A Bit of History...
The Youngstown game is the most popular of the many Diplomacy variants. The reason, of course, is the minor modification and expansion of the standard map to include the Major Powers of China, India, and Japan. My best assumption for the origin of the variant is that there is or was a large Diplomacy club in the Youngstown, Ohio region. Apparently the variant was devised there and was quickly dispersed through tournaments and word-of-mouth. I first saw the game played at the Studio of Bridge and Games in Schenectady, New York.
Special Rules for the Youngstown variant of Diplomacy:
Initial unit placement and home centers for the Youngstown variant is:
Austria-Hungary: F(Trieste), A(Vienna), A(Budapest), A(Klug)
Germany: A(Berlin), A(Munich), F(Kiel), A(Posen)
Turkey: F(Ankara), A(Baghdad), A(Smyrna), A(Constantinople)
China: F(Canton), A(Hankow), A(Peking)
Indian: A(Delhi), F(Madras), A(Calcutta)
Russia: A(Warsaw), A(Moscow), F(St Petersburg)sc, F Sevastopol, F Vladovostok, A Omsk
England: F(Edinburgh), F(London), F(Joharra), F(Liverpool)
Italy: A(Venice), F(Naples), A(Rome), F(Magudisco)
France: A(Marseilles), F(Brest), A(Paris), F(Saigon)
Japan: F Tokyo, F Kyoto, F Osaka
England, France and Italy are free to build new units at their respective colony territories with the same restrictions as regular home centers.
No unit may enter Switzerland or the Himalayas. The body of water in the center of the map is the Caspian Sea and is intentionally left unlabelled and cannot be entered. No unit may enter the zone marked "Impassable" north of Russia. Fleets may move along the coast of Omsk as they did have icebreakers back then.

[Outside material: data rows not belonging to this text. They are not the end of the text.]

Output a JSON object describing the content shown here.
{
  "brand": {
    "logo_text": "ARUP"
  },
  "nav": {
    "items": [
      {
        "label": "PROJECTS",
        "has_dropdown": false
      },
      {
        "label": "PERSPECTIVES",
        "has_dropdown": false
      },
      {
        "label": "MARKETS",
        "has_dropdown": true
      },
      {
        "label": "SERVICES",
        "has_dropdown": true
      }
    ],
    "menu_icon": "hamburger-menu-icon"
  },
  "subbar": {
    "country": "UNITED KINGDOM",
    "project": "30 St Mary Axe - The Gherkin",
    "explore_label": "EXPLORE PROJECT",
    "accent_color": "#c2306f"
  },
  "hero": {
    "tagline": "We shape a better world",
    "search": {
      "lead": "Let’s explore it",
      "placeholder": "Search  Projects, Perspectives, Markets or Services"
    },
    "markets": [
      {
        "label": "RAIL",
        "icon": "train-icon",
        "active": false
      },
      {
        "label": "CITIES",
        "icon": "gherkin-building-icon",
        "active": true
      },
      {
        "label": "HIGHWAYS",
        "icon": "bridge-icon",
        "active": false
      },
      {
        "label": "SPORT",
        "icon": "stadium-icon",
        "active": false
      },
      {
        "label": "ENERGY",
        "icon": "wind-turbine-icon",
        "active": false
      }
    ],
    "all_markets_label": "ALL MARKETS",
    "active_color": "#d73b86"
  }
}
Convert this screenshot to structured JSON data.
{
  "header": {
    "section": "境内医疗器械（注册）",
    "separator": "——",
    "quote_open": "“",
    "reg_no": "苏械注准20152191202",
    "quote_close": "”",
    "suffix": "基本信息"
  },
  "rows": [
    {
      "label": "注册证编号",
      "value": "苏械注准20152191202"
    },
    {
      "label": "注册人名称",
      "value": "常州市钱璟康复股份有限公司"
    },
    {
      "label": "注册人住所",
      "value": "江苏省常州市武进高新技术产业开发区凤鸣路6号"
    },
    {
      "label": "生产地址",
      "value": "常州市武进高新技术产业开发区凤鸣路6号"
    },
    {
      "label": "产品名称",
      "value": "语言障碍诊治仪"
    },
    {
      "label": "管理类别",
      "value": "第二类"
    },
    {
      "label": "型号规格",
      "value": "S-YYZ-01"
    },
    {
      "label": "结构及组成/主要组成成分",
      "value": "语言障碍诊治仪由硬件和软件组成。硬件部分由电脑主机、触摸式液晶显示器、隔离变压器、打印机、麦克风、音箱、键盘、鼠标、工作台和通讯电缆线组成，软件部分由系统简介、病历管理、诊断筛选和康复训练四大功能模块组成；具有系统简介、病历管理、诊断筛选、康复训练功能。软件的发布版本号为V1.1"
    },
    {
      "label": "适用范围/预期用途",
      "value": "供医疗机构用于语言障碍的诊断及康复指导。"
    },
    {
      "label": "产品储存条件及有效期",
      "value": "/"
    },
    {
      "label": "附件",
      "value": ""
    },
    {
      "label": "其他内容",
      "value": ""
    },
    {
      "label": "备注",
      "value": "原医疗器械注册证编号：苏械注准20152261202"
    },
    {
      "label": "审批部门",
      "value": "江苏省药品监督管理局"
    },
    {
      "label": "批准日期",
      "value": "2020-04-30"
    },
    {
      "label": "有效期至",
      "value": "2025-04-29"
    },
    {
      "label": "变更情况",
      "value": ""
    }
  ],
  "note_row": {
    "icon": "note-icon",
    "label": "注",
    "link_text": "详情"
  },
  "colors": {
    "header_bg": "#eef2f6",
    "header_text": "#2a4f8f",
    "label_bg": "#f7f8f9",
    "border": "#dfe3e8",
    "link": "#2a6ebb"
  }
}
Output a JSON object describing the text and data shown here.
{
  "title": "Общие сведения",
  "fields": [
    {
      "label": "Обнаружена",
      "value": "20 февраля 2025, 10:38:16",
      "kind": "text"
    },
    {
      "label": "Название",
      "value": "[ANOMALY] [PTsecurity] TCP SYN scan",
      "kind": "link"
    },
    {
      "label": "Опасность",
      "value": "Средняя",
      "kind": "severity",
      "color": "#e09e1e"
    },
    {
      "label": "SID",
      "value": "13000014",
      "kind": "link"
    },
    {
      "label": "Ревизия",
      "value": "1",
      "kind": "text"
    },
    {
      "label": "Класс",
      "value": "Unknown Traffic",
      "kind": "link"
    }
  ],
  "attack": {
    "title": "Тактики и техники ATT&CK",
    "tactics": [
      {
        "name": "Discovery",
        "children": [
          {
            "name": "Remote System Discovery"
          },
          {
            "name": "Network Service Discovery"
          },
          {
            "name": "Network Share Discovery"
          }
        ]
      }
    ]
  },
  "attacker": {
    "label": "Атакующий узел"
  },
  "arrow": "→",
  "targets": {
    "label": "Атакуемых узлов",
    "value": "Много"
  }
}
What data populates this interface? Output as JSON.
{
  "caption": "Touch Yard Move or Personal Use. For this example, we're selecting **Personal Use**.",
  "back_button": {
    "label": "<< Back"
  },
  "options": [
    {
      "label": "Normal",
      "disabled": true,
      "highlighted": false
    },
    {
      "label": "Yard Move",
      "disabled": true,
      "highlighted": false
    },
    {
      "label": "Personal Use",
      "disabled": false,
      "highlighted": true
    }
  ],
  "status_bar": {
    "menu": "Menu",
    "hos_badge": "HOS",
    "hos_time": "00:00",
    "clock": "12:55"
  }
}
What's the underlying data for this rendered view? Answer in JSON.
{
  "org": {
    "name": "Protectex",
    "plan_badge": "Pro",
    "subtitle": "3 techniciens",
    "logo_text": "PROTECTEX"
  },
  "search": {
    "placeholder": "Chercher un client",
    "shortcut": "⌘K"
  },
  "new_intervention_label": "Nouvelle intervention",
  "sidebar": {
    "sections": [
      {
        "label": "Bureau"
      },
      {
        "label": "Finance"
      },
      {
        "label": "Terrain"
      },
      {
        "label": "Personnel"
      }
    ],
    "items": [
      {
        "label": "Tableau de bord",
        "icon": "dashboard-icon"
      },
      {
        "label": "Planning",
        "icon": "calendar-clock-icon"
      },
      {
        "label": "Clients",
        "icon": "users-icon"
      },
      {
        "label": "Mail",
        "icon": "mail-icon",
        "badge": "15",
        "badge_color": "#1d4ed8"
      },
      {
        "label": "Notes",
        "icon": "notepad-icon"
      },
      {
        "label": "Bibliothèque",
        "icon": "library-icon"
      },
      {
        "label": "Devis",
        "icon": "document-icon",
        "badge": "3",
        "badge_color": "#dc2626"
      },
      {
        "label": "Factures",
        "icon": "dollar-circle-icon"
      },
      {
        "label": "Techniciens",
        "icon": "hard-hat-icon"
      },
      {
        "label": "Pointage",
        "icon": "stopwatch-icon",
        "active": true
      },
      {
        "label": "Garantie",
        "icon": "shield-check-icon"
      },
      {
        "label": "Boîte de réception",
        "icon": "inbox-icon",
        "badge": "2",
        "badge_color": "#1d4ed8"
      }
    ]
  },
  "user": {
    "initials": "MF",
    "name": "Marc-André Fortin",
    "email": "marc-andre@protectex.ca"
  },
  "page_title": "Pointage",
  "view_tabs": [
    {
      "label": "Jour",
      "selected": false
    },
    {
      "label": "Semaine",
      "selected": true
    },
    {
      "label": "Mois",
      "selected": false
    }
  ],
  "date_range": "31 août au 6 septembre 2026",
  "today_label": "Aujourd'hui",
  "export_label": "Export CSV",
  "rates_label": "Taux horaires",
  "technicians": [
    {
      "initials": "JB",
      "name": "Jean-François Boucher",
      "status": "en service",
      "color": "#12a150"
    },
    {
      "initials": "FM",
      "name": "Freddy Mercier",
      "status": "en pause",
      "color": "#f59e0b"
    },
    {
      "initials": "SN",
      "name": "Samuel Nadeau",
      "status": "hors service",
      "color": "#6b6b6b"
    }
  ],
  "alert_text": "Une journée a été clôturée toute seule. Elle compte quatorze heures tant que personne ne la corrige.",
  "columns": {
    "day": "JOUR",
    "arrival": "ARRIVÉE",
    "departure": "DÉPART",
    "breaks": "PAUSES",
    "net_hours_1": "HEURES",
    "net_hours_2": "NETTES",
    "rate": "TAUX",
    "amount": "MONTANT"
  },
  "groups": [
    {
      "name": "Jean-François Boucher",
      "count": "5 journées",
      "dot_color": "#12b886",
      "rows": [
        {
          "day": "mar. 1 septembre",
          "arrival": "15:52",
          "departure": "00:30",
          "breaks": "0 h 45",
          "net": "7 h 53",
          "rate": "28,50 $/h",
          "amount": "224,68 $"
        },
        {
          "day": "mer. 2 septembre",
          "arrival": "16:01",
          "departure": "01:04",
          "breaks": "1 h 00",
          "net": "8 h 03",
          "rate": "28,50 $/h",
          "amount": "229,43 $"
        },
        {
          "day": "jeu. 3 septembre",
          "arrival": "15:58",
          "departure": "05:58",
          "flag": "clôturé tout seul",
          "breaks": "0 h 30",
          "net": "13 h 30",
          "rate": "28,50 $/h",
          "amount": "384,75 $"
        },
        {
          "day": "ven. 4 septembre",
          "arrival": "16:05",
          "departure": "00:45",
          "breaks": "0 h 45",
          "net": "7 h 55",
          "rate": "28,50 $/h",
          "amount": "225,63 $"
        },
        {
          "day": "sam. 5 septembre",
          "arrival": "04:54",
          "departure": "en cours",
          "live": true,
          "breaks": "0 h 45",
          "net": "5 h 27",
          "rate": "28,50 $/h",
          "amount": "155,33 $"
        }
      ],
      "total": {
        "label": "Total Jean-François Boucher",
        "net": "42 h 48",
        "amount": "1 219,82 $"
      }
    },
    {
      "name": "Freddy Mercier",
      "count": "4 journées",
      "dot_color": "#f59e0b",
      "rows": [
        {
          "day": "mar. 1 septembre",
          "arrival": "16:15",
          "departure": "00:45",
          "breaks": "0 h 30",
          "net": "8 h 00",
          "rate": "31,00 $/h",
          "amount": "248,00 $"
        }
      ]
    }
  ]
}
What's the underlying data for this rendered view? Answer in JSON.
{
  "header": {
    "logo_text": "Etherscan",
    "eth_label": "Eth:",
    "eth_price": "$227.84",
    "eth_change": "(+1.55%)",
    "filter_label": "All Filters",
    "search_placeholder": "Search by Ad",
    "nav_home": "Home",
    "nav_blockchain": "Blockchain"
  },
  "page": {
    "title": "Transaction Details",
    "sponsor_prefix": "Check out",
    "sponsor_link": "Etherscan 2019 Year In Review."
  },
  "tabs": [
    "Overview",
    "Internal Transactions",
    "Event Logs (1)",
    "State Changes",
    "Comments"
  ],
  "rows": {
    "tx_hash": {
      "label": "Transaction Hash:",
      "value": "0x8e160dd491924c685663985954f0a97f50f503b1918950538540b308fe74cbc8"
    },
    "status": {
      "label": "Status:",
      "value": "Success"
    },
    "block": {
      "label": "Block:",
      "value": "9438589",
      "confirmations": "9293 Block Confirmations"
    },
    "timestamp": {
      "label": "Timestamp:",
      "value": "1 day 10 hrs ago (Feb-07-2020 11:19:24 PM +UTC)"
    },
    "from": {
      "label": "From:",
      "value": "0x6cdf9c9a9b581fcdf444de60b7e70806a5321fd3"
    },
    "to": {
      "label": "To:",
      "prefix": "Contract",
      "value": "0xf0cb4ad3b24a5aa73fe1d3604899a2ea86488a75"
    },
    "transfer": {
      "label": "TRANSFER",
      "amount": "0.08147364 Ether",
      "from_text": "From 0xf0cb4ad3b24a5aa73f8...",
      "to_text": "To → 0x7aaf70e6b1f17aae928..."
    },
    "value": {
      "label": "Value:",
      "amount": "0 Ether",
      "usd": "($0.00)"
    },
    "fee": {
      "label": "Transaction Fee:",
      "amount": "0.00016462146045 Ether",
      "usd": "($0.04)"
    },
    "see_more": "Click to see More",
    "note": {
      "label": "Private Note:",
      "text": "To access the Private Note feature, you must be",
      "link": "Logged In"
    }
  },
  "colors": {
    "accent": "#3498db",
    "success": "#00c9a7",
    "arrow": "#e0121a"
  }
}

Some subvariants disallow this. If specifically disallowed by mutual consent of the players or by decree of the game's master you should not order fleets to Omsk. The adjudicator will permit such a move, however.
Surrounding the edge of the map are "off-board" boxes. Various maps differ in how they are identified. The adjudicator refers to the box in the North Atlantic as "Offboard A", the Mid-Atlantic as "Offboard B", etc. counterclockwise to "Offboard L"< in the North Pacific. The off-board boxes allow a circular map to be represented on a flat sheet of paper. There are several interpretations on how movement between the off-board areas is intended to work. This adjudicator interprets them based mainly on Jon Monsarrat's description:
1) Any unit in a land or sea area that contains an off-board box may move into the box as though moving to a normal sea area or province. Any unit in an off-board box may move into the sea area or province which contains the off-board box. Example: English F NAt -> ObA Japan F ObK -> SPO
Off-board box C is contained within the South Atlantic. This is indicated by an arrow since there is not enough room in that space for the box.
2) A unit in an off-board box may move to an adjacent off-board box.Example:
French F ObB -> ObC
India F ObH -> ObG
3) A unit in an off-board box may move to the off-board box within the sea area or province whose name appears in the unit's off-board box.
French F ObB -> ObK
India F ObH -> ObC
If you have a copy of Ken Lowe's map, the spaces adjacent to an off-board box are those listed within the box. It is recommended that you have a copy of this map to play the game via the adjudicator.
4) Off-board boxes are treated as sea areas or provinces and hence, only one unit may be present in an off-board box.
5) Support orders and convoy orders apply to off-board boxes.
Japan F NPa C A Tok -> Ire F ObL C A Tok -> Ire F ObA C A Tok -> Ire F NAt C A Tok -> Ire A Tok -> NPa -> ObL -> ObA -> NAt -> Ire
England F ObB -> ObK F ObJ S F ObB -> ObK
6) A fleet may move to the African off-board boxes and is on the coast of the African continent. Fleets cannot move to the inland off-board boxes in Sudan and the Sahara (E and F).
The Suez is a water territory contained within Egypt. It is adjacent to the Eastern Mediterranean, the Red Sea and the north and east coasts of Egypt. It is not adjacent to either coast of Jordan. Jordan's north coast is adjacent to Egypt's north coast and Jordan's west coast is adjacent to Egypt's east coast. Other units can move between Egypt and Jordan whether or not there is a fleet in the Suez and fleets can move into the Suez whether or not there is a unit present in Egypt. Fleets in the Suez can convoy armies.
There are a total of 72 supply centers on the board. A majority of pieces therefore would be 37 centers for victory by a single country. A draw may also be declared by consent of all players or no exchange of supply centers for three Fall seasons.